By Denise Allabaugh, Wilkes-Barre Citizens Voice
WILKES-BARRE — While the majority of respondents to a recent online survey agree downtown Wilkes-Barre is headed in the right direction, public perception of safety continues to challenge efforts to draw more people downtown.
Twenty-eight percent of people who completed the Downtown Wilkes-Barre Perception and Use Survey reported they often feel unsafe downtown; 36 percent occasionally feel unsafe and 35 percent always or mostly feel safe.
Comparatively, four percent of respondents to a 2013 survey about Center City Philadelphia reported often feeling unsafe in the city; 17 percent occasionally feel unsafe and 79 percent always or mostly feel safe.
There were eight violent crimes in downtown Wilkes-Barre in 2012, 1.7 per 1,000 residents, compared to 950 violent crimes in 2012 in Center City Philadelphia, or 16.1 violent crimes per 1,000 residents, according to numbers revealed Thursday by Larry Newman and Elizabeth Graham of the Diamond City Partnership.
Addressing the public’s concerns about safety is the biggest challenge in encouraging people to come to downtown Wilkes-Barre, Newman said.
“A lot of people can’t distinguish between the City of Wilkes-Barre and downtown Wilkes-Barre,” he said.
About 1,000 people took the Diamond City Partnership’s online survey from April 25 to May 31, with 825 people completing it in its entirety.
Forty percent of survey respondents work in downtown; 20 percent attend college downtown and 11 percent live downtown. The remaining 29 percent either visit downtown for other reasons or rarely or never come downtown.
The survey showed that mostly dining and entertainment draw people to downtown Wilkes-Barre, with 66 percent of all respondents reporting visiting downtown specifically to eat in the last year and 56 percent reporting seeing a move at Wilkes-Barre Movies 14.
Other destinations that survey respondents frequently visited include Barnes & Noble and the River Common.
When survey respondents were asked what specific amenities or enhancements they would like to see in downtown Wilkes-Barre, more quality shops like a grocery store topped the list. People said they would also like to see the restoration of Public Square, more restaurants, an increased police presence and a museum.

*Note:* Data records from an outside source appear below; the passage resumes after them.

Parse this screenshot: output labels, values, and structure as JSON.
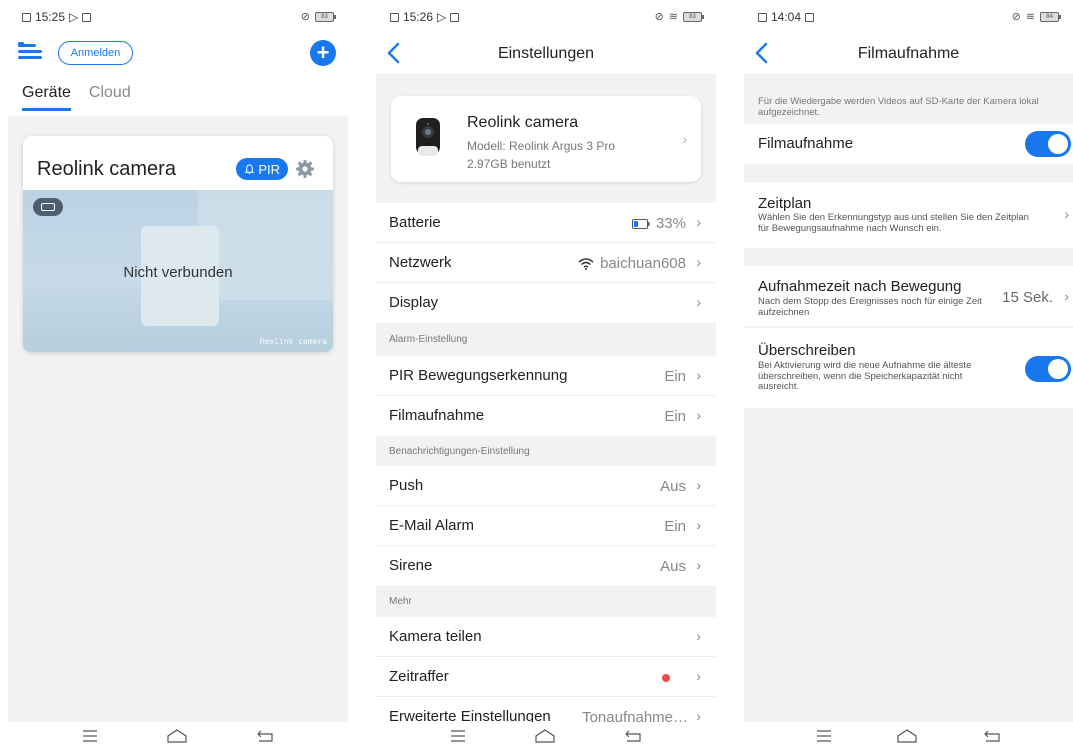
{
  "screen1": {
    "status_time": "15:25",
    "battery_level": "83",
    "login_label": "Anmelden",
    "add_symbol": "+",
    "tabs": [
      "Geräte",
      "Cloud"
    ],
    "active_tab": "Geräte",
    "camera_card": {
      "name": "Reolink camera",
      "pir_label": "PIR",
      "status_text": "Nicht verbunden",
      "watermark": "Reolink camera"
    }
  },
  "screen2": {
    "status_time": "15:26",
    "battery_level": "83",
    "title": "Einstellungen",
    "device": {
      "name": "Reolink camera",
      "model": "Modell: Reolink Argus 3 Pro",
      "storage_used": "2.97GB benutzt"
    },
    "rows_main": [
      {
        "label": "Batterie",
        "value": "33%"
      },
      {
        "label": "Netzwerk",
        "value": "baichuan608"
      },
      {
        "label": "Display",
        "value": ""
      }
    ],
    "section_alarm": "Alarm-Einstellung",
    "rows_alarm": [
      {
        "label": "PIR Bewegungserkennung",
        "value": "Ein"
      },
      {
        "label": "Filmaufnahme",
        "value": "Ein"
      }
    ],
    "section_notify": "Benachrichtigungen-Einstellung",
    "rows_notify": [
      {
        "label": "Push",
        "value": "Aus"
      },
      {
        "label": "E-Mail Alarm",
        "value": "Ein"
      },
      {
        "label": "Sirene",
        "value": "Aus"
      }
    ],
    "section_more": "Mehr",
    "rows_more": [
      {
        "label": "Kamera teilen",
        "value": ""
      },
      {
        "label": "Zeitraffer",
        "value": ""
      },
      {
        "label": "Erweiterte Einstellungen",
        "value": "Tonaufnahme…"
      }
    ]
  },
  "screen3": {
    "status_time": "14:04",
    "battery_level": "84",
    "title": "Filmaufnahme",
    "note": "Für die Wiedergabe werden Videos auf SD-Karte der Kamera lokal aufgezeichnet.",
    "recording": {
      "label": "Filmaufnahme",
      "enabled": true
    },
    "schedule": {
      "label": "Zeitplan",
      "description": "Wählen Sie den Erkennungstyp aus und stellen Sie den Zeitplan für Bewegungsaufnahme nach Wunsch ein."
    },
    "post_motion": {
      "label": "Aufnahmezeit nach Bewegung",
      "description": "Nach dem Stopp des Ereignisses noch für einige Zeit aufzeichnen",
      "value": "15 Sek."
    },
    "overwrite": {
      "label": "Überschreiben",
      "description": "Bei Aktivierung wird die neue Aufnahme die älteste überschreiben, wenn die Speicherkapazität nicht ausreicht.",
      "enabled": true
    }
  },
  "colors": {
    "accent": "#1a78ef",
    "background": "#f2f2f2",
    "alert": "#f04a4a"
  },
  "icons": [
    "menu-icon",
    "plus-icon",
    "bell-icon",
    "gear-icon",
    "back-icon",
    "battery-icon",
    "wifi-icon",
    "chevron-right-icon",
    "home-icon",
    "recent-apps-icon",
    "return-icon"
  ]
}
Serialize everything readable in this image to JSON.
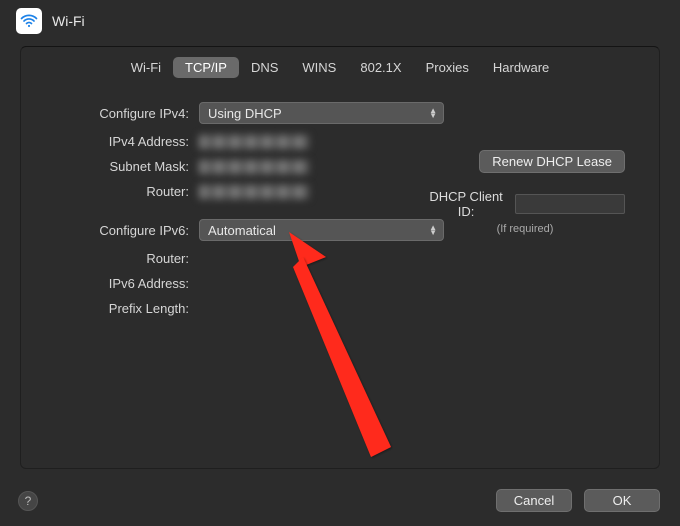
{
  "header": {
    "title": "Wi-Fi"
  },
  "tabs": {
    "items": [
      "Wi-Fi",
      "TCP/IP",
      "DNS",
      "WINS",
      "802.1X",
      "Proxies",
      "Hardware"
    ],
    "active": "TCP/IP"
  },
  "form": {
    "configure_ipv4_label": "Configure IPv4:",
    "configure_ipv4_value": "Using DHCP",
    "ipv4_address_label": "IPv4 Address:",
    "subnet_mask_label": "Subnet Mask:",
    "router_label": "Router:",
    "configure_ipv6_label": "Configure IPv6:",
    "configure_ipv6_value": "Automatical",
    "router6_label": "Router:",
    "ipv6_address_label": "IPv6 Address:",
    "prefix_length_label": "Prefix Length:"
  },
  "right": {
    "renew_button": "Renew DHCP Lease",
    "dhcp_client_id_label": "DHCP Client ID:",
    "hint": "(If required)"
  },
  "footer": {
    "help": "?",
    "cancel": "Cancel",
    "ok": "OK"
  }
}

If a grocery store existed, more than 70 percent of downtown workers, students and residents reported they would patronize it, at least occasionally.
Newman said there are no concrete plans for a grocery store downtown, but “a number of folks have been exploring that option.”
“What’s nice about the recent flurry of residential developments is that I think it has focused the attention of potential grocery entrepreneurs that maybe wasn’t the case a couple years ago,” he said.
Newman and Graham said the survey makes it clear that downtown’s growing residential population is the key to revitalization. Downtown residents reported going to businesses and attractions at a higher level than other groups.
“We know that residential growth is going to continue to create retail demand,” Newman said. “If we want to get to that point where we could actually sustain a broader base of retail in downtown, it’s going to be dependent on building more of a customer base in downtown.”
EVENTS RATE HIGH
The survey showed that the Fine Arts Fiesta is the most well-attended downtown event for respondents at 77 percent; followed by RiverFest, 37 percent, the St. Patrick’s Day parade, 34 percent and the Christmas parade, 27 percent.
Survey respondents said what they like best about downtown Wilkes-Barre are its restaurants, “walkability,” historic architecture, colleges, the River Common, arts, culture and entertainment.
Respondents expressed concerns about general safety, people loitering and engaging in uncivil behaviors, the condition of Public Square, a lack of police presence and services for the homeless.
Ninety-eight percent of all respondents agreed that having a vibrant and healthy downtown is important to the entire Greater Wilkes-Barre area.
“Overall, we think these are positive results,” Newman said.